§ **Problem to solve**:
In your copy, each line below is repeated exactly and no image appears.

Entries taken from a collection:
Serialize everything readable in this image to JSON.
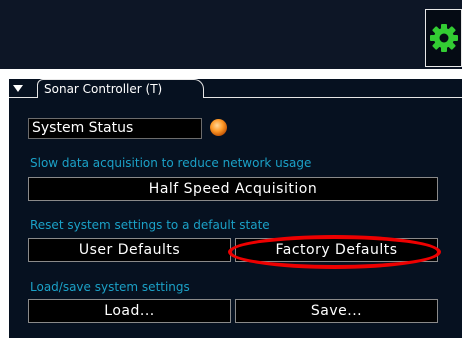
{
  "colors": {
    "top_bar": "#0d1626",
    "panel": "#061120",
    "caption_text": "#1ba1c7",
    "status_led": "#ff9a28",
    "gear": "#33cc33",
    "annotation_ellipse": "#ee0000"
  },
  "icons": {
    "settings": "gear-icon",
    "collapse": "triangle-down-icon",
    "status": "status-led-icon"
  },
  "tab": {
    "label": "Sonar Controller (T)"
  },
  "status": {
    "label": "System Status"
  },
  "acquisition": {
    "caption": "Slow data acquisition to reduce network usage",
    "button_label": "Half Speed Acquisition"
  },
  "reset": {
    "caption": "Reset system settings to a default state",
    "user_button_label": "User Defaults",
    "factory_button_label": "Factory Defaults"
  },
  "load_save": {
    "caption": "Load/save system settings",
    "load_button_label": "Load...",
    "save_button_label": "Save..."
  }
}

§ **Solved problem**:
Serialize everything readable in this image to JSON.
{
  "colors": {
    "top_bar": "#0d1626",
    "panel": "#061120",
    "caption_text": "#1ba1c7",
    "status_led": "#ff9a28",
    "gear": "#33cc33",
    "annotation_ellipse": "#ee0000"
  },
  "icons": {
    "settings": "gear-icon",
    "collapse": "triangle-down-icon",
    "status": "status-led-icon"
  },
  "tab": {
    "label": "Sonar Controller (T)"
  },
  "status": {
    "label": "System Status"
  },
  "acquisition": {
    "caption": "Slow data acquisition to reduce network usage",
    "button_label": "Half Speed Acquisition"
  },
  "reset": {
    "caption": "Reset system settings to a default state",
    "user_button_label": "User Defaults",
    "factory_button_label": "Factory Defaults"
  },
  "load_save": {
    "caption": "Load/save system settings",
    "load_button_label": "Load...",
    "save_button_label": "Save..."
  }
}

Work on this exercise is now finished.